(Stored data)
>>>

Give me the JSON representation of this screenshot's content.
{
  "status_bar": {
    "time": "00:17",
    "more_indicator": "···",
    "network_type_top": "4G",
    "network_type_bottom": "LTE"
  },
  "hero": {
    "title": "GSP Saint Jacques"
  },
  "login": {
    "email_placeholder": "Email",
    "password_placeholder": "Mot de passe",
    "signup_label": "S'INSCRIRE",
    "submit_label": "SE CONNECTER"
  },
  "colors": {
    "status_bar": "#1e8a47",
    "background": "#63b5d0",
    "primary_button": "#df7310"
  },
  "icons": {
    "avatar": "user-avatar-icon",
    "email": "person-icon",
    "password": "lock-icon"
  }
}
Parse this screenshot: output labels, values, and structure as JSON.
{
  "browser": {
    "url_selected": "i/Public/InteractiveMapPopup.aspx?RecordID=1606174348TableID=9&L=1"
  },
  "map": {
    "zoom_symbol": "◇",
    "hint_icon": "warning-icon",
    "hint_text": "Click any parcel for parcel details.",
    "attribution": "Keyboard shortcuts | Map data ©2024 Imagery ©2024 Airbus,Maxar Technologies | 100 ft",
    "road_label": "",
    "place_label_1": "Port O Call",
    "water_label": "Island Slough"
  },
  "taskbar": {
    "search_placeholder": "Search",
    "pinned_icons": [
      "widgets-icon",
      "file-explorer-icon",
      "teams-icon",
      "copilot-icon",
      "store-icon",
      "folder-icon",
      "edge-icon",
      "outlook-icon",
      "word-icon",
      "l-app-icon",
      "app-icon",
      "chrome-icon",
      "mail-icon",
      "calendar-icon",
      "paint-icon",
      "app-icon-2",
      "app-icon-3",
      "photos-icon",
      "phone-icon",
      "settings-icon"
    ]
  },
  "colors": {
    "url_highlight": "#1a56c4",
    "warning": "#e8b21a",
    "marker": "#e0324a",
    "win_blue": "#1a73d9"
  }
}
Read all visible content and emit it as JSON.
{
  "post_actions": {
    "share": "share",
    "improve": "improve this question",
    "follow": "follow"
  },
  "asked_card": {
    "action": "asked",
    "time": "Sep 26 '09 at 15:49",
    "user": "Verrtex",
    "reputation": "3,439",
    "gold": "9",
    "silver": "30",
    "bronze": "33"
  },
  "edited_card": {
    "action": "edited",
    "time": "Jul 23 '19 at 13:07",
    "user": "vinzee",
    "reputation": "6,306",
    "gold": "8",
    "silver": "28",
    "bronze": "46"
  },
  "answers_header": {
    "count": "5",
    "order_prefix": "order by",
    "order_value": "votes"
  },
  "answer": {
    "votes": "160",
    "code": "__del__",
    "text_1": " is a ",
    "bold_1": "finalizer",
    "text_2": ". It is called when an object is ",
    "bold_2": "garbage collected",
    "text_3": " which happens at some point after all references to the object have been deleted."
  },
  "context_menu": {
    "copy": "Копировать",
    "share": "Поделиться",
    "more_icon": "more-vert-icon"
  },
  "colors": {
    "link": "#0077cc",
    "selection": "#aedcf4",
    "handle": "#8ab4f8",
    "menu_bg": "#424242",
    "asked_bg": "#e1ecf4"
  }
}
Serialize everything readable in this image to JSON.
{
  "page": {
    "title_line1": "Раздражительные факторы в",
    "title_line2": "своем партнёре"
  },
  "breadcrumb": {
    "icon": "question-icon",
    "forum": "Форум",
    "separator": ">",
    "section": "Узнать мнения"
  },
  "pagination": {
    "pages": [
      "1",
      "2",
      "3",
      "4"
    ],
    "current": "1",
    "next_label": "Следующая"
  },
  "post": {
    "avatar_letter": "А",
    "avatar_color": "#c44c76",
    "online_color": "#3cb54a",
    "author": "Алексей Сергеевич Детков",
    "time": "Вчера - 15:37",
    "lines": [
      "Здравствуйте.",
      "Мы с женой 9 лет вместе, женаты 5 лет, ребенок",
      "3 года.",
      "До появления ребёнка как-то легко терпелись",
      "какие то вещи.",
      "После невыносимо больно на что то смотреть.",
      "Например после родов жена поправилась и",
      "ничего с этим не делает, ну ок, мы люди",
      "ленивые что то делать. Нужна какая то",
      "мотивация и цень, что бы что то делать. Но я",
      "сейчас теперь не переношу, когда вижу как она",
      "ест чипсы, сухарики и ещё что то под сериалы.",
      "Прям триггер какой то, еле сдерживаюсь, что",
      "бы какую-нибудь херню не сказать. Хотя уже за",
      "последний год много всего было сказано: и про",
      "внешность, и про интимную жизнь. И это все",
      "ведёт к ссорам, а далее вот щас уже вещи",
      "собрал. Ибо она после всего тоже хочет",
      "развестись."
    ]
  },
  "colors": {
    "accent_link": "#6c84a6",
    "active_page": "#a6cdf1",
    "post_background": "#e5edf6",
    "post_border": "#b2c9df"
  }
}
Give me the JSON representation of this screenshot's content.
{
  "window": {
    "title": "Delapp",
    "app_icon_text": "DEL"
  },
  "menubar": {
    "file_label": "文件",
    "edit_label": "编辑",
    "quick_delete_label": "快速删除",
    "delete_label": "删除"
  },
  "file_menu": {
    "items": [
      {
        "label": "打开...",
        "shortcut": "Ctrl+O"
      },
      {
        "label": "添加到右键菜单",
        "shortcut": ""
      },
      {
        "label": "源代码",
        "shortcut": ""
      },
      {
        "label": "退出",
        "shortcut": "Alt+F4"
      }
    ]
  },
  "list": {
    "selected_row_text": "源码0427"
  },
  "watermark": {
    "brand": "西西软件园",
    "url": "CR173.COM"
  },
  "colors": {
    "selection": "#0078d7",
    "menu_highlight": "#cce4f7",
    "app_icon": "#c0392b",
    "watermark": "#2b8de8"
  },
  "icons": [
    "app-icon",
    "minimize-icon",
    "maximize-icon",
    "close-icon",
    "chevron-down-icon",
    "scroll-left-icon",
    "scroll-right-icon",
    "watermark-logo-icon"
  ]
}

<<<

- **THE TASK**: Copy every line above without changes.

- **RESULT OF THE EXERCISE**:
Give me the JSON representation of this screenshot's content.
{
  "status_bar": {
    "time": "00:17",
    "more_indicator": "···",
    "network_type_top": "4G",
    "network_type_bottom": "LTE"
  },
  "hero": {
    "title": "GSP Saint Jacques"
  },
  "login": {
    "email_placeholder": "Email",
    "password_placeholder": "Mot de passe",
    "signup_label": "S'INSCRIRE",
    "submit_label": "SE CONNECTER"
  },
  "colors": {
    "status_bar": "#1e8a47",
    "background": "#63b5d0",
    "primary_button": "#df7310"
  },
  "icons": {
    "avatar": "user-avatar-icon",
    "email": "person-icon",
    "password": "lock-icon"
  }
}
Parse this screenshot: output labels, values, and structure as JSON.
{
  "browser": {
    "url_selected": "i/Public/InteractiveMapPopup.aspx?RecordID=1606174348TableID=9&L=1"
  },
  "map": {
    "zoom_symbol": "◇",
    "hint_icon": "warning-icon",
    "hint_text": "Click any parcel for parcel details.",
    "attribution": "Keyboard shortcuts | Map data ©2024 Imagery ©2024 Airbus,Maxar Technologies | 100 ft",
    "road_label": "",
    "place_label_1": "Port O Call",
    "water_label": "Island Slough"
  },
  "taskbar": {
    "search_placeholder": "Search",
    "pinned_icons": [
      "widgets-icon",
      "file-explorer-icon",
      "teams-icon",
      "copilot-icon",
      "store-icon",
      "folder-icon",
      "edge-icon",
      "outlook-icon",
      "word-icon",
      "l-app-icon",
      "app-icon",
      "chrome-icon",
      "mail-icon",
      "calendar-icon",
      "paint-icon",
      "app-icon-2",
      "app-icon-3",
      "photos-icon",
      "phone-icon",
      "settings-icon"
    ]
  },
  "colors": {
    "url_highlight": "#1a56c4",
    "warning": "#e8b21a",
    "marker": "#e0324a",
    "win_blue": "#1a73d9"
  }
}
Read all visible content and emit it as JSON.
{
  "post_actions": {
    "share": "share",
    "improve": "improve this question",
    "follow": "follow"
  },
  "asked_card": {
    "action": "asked",
    "time": "Sep 26 '09 at 15:49",
    "user": "Verrtex",
    "reputation": "3,439",
    "gold": "9",
    "silver": "30",
    "bronze": "33"
  },
  "edited_card": {
    "action": "edited",
    "time": "Jul 23 '19 at 13:07",
    "user": "vinzee",
    "reputation": "6,306",
    "gold": "8",
    "silver": "28",
    "bronze": "46"
  },
  "answers_header": {
    "count": "5",
    "order_prefix": "order by",
    "order_value": "votes"
  },
  "answer": {
    "votes": "160",
    "code": "__del__",
    "text_1": " is a ",
    "bold_1": "finalizer",
    "text_2": ". It is called when an object is ",
    "bold_2": "garbage collected",
    "text_3": " which happens at some point after all references to the object have been deleted."
  },
  "context_menu": {
    "copy": "Копировать",
    "share": "Поделиться",
    "more_icon": "more-vert-icon"
  },
  "colors": {
    "link": "#0077cc",
    "selection": "#aedcf4",
    "handle": "#8ab4f8",
    "menu_bg": "#424242",
    "asked_bg": "#e1ecf4"
  }
}
Serialize everything readable in this image to JSON.
{
  "page": {
    "title_line1": "Раздражительные факторы в",
    "title_line2": "своем партнёре"
  },
  "breadcrumb": {
    "icon": "question-icon",
    "forum": "Форум",
    "separator": ">",
    "section": "Узнать мнения"
  },
  "pagination": {
    "pages": [
      "1",
      "2",
      "3",
      "4"
    ],
    "current": "1",
    "next_label": "Следующая"
  },
  "post": {
    "avatar_letter": "А",
    "avatar_color": "#c44c76",
    "online_color": "#3cb54a",
    "author": "Алексей Сергеевич Детков",
    "time": "Вчера - 15:37",
    "lines": [
      "Здравствуйте.",
      "Мы с женой 9 лет вместе, женаты 5 лет, ребенок",
      "3 года.",
      "До появления ребёнка как-то легко терпелись",
      "какие то вещи.",
      "После невыносимо больно на что то смотреть.",
      "Например после родов жена поправилась и",
      "ничего с этим не делает, ну ок, мы люди",
      "ленивые что то делать. Нужна какая то",
      "мотивация и цень, что бы что то делать. Но я",
      "сейчас теперь не переношу, когда вижу как она",
      "ест чипсы, сухарики и ещё что то под сериалы.",
      "Прям триггер какой то, еле сдерживаюсь, что",
      "бы какую-нибудь херню не сказать. Хотя уже за",
      "последний год много всего было сказано: и про",
      "внешность, и про интимную жизнь. И это все",
      "ведёт к ссорам, а далее вот щас уже вещи",
      "собрал. Ибо она после всего тоже хочет",
      "развестись."
    ]
  },
  "colors": {
    "accent_link": "#6c84a6",
    "active_page": "#a6cdf1",
    "post_background": "#e5edf6",
    "post_border": "#b2c9df"
  }
}
Give me the JSON representation of this screenshot's content.
{
  "window": {
    "title": "Delapp",
    "app_icon_text": "DEL"
  },
  "menubar": {
    "file_label": "文件",
    "edit_label": "编辑",
    "quick_delete_label": "快速删除",
    "delete_label": "删除"
  },
  "file_menu": {
    "items": [
      {
        "label": "打开...",
        "shortcut": "Ctrl+O"
      },
      {
        "label": "添加到右键菜单",
        "shortcut": ""
      },
      {
        "label": "源代码",
        "shortcut": ""
      },
      {
        "label": "退出",
        "shortcut": "Alt+F4"
      }
    ]
  },
  "list": {
    "selected_row_text": "源码0427"
  },
  "watermark": {
    "brand": "西西软件园",
    "url": "CR173.COM"
  },
  "colors": {
    "selection": "#0078d7",
    "menu_highlight": "#cce4f7",
    "app_icon": "#c0392b",
    "watermark": "#2b8de8"
  },
  "icons": [
    "app-icon",
    "minimize-icon",
    "maximize-icon",
    "close-icon",
    "chevron-down-icon",
    "scroll-left-icon",
    "scroll-right-icon",
    "watermark-logo-icon"
  ]
}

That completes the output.